Christine is chief connection officer of Terracom, which she founded in 1990 to advance the missions of green organizations through strategic communications. Today, she accomplishes this by convening innovators to collaborate on developing new ways to engage people in critical environmental issues. Art is chief among those paths to engagement. She also uses this approach to create unique marketing opportunities for forward-thinking businesses. When not trying to save the world, Christine creates her zii designs, one-of-a-kind handmade jewelry ~ with a twist.
What inspires you?
Bird migration. It fills me with awe that a tiny creature weighing only a few grams can fly from South America to Canada’s boreal forest, and back again. To see these avian wonders as they pass through the Chicago area each spring and fall gives their seemingly impossible journey an immediacy that is utterly energizing.
“When you know your own capacity, when you get rid of your distractions, the power of your mind is immense.” Munishri Ajitchandrasagarji
“Our goal should be to live life in radical amazement … get up in the morning and look at the world in a way that takes nothing for granted. Everything is phenomenal; everything is incredible; never treat life casually. To be spiritual is to be amazed.” Abraham Joshua Heschel
What do you geek out about?
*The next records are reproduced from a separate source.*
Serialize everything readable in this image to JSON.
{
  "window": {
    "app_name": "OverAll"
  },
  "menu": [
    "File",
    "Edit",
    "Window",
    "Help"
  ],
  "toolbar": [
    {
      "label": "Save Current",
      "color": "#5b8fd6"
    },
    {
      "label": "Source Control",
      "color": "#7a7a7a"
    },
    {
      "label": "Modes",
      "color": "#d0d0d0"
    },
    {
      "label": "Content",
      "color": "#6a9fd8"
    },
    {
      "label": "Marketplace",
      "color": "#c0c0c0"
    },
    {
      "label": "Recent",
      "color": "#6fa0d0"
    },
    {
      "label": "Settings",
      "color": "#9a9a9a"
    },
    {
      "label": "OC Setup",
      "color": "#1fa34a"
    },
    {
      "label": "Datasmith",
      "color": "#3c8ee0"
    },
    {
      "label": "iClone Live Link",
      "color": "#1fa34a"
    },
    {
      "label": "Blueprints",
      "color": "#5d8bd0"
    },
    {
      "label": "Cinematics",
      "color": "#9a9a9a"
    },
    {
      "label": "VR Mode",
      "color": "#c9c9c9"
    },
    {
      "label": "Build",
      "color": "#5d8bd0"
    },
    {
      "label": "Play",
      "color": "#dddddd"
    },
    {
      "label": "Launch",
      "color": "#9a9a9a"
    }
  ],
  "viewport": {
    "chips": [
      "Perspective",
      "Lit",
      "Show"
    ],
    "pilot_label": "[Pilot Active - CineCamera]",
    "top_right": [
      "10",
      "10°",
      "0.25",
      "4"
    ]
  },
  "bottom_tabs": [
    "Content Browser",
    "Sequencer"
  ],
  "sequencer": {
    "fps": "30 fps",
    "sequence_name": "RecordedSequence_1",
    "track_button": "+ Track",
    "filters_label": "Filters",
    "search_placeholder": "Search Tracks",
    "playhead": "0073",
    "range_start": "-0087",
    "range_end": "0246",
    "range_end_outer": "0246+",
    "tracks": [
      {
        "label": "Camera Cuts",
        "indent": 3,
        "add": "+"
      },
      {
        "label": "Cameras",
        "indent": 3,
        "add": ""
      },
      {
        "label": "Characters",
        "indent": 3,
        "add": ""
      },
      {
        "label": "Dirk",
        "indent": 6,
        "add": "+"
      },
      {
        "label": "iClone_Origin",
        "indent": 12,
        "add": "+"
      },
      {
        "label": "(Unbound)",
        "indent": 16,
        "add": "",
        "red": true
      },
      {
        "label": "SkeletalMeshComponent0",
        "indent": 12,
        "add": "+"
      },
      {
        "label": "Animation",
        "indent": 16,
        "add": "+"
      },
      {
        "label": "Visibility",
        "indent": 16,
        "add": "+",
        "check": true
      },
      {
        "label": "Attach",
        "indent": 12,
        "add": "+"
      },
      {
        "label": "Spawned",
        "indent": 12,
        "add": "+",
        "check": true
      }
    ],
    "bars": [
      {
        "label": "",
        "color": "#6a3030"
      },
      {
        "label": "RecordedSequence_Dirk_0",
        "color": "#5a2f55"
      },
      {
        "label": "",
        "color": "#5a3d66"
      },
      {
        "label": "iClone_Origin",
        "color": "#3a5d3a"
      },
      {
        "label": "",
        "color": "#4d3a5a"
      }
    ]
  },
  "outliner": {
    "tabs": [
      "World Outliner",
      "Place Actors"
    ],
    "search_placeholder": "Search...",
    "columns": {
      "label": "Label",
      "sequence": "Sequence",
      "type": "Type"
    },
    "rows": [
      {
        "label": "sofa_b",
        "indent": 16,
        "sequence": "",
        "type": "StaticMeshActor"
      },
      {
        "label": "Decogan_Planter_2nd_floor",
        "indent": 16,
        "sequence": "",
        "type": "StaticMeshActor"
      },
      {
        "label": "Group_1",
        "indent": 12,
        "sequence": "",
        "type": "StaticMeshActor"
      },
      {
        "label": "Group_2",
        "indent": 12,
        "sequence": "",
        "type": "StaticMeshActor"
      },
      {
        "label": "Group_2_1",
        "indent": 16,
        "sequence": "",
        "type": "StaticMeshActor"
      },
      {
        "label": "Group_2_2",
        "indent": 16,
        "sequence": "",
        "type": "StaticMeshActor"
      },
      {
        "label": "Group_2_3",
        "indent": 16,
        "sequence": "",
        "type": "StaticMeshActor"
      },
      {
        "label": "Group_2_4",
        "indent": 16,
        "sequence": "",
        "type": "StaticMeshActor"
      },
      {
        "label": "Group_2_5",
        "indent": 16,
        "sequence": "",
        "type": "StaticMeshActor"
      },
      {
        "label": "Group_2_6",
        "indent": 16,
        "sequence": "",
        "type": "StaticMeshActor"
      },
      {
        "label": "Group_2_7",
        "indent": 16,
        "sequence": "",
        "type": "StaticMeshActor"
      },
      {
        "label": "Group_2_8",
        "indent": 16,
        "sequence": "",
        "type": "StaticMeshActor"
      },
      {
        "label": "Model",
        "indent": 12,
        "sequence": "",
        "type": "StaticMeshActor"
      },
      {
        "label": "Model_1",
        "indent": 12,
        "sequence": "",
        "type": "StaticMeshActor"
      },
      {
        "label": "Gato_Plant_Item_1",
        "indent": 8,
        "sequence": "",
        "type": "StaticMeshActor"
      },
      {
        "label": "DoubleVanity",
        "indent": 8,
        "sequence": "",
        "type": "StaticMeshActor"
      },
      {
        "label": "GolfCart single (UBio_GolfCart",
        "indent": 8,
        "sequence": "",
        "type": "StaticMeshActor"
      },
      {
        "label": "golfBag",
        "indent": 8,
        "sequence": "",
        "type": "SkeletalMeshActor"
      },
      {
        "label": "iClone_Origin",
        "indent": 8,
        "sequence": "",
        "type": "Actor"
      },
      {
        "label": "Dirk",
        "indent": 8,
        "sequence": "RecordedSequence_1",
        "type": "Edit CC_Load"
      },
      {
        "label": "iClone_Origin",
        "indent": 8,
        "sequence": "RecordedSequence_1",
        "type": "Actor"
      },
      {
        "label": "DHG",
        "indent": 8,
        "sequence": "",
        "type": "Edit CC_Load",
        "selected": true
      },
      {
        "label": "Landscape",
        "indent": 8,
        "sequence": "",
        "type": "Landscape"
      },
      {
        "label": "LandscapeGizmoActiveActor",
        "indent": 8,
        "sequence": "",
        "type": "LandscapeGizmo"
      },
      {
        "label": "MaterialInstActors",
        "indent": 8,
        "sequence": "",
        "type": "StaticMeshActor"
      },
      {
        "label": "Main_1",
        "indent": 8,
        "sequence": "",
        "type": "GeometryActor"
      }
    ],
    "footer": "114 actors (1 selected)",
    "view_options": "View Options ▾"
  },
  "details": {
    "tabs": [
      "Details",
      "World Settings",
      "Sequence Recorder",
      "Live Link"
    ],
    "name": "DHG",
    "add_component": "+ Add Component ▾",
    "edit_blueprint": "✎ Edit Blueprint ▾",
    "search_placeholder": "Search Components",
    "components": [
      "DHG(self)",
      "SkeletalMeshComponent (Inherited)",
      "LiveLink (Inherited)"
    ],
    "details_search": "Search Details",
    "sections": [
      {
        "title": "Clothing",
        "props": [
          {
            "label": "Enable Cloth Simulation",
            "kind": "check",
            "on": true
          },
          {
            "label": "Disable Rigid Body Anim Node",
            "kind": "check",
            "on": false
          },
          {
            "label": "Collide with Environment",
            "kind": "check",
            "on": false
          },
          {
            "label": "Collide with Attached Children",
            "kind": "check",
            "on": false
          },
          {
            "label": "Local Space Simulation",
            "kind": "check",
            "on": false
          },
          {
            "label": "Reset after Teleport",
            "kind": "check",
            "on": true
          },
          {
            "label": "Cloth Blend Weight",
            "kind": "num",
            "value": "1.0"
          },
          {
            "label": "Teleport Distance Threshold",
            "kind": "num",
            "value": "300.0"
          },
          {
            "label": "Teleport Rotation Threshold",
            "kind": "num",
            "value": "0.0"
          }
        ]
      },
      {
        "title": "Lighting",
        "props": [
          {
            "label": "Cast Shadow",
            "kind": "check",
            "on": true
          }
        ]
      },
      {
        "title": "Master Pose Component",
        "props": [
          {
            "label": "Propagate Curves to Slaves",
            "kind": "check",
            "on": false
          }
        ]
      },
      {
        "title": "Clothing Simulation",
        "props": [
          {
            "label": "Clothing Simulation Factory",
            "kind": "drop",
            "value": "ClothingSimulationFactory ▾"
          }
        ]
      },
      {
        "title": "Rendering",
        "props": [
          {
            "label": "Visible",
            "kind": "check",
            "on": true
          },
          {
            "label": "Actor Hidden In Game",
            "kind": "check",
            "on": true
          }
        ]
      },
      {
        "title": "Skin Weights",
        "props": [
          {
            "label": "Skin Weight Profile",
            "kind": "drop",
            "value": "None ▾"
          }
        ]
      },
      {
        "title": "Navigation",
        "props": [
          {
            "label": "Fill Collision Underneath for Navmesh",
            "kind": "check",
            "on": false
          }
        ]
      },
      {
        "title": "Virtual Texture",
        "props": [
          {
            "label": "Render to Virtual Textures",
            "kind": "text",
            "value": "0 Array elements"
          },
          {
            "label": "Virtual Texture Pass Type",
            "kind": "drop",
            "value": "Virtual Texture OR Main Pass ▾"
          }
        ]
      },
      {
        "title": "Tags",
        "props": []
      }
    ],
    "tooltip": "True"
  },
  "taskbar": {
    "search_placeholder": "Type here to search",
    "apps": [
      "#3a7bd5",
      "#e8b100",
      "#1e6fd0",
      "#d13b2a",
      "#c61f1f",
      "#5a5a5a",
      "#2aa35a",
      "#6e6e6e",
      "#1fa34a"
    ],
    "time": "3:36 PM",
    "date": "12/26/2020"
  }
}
Most recently it was the recovery of phosphorus from Chicago-area wastewater, an innovation taking place right here in Chicago. I first learned about it from Commissioner Debra Shore, of the Metropolitan Reclamation District of Great Chicago, who has been an ardent ambassador for phosphorus recovery.
So you have phosphorus, this critical, life-giving nutrient, getting into our waterways and wreaking havoc, such as creation of the dead zone in the Gulf of Mexico. At the same time, the world’s available supply of phosphorus is dwindling. Enter a technology that uses natural processes, thanks to what I like to call “superhero microbes,” to take up phosphorus from area wastewater. Then turn that phosphorus into fertilizer that is not water soluble, so it stays in the soil, where plants need it, instead of polluting our waterways again. It’s beautiful.
I was so inspired by the magic of phosphorus recovery that I gathered a team of artists to create an art installation for Chicago Artists Month to explore and celebrate the innovation. The project, called Cycle P15, was both artwork and a game for which the players were the game pieces – a mashup of Twister, without the twists, and Trivial Pursuit, without being trivial. It all worked together to tell the story and science of phosphorus recovery.
What gets you through the day?
My garden, which is our entire front yard. Just gazing out at it helps, even in winter. Better is getting out into it, seeing what’s coming up, what’s changed, watching the bees at work. It clears my head. In fact, it was while I was sitting in my garden, weeding, that I had the epiphany that it was time for my business to evolve.
If you had to change careers, what would you want to do?
All things being equal, I would teach. I have always been drawn to teaching and have taught one-on-one. But these days I am particularly moved by the potential impact of good classroom teachers. I see them in action when my greyhound, Bobby, and I go into Chicago Public Schools as volunteers for a nonprofit organization called SitStayRead, which uses certified reading-assistance dogs to help at-risk students improve their literacy skills. The passion of some of the teachers for giving their students the tools for success is palpable – and invigorating.
Photo Credit: Jamie Kelter Davis Photography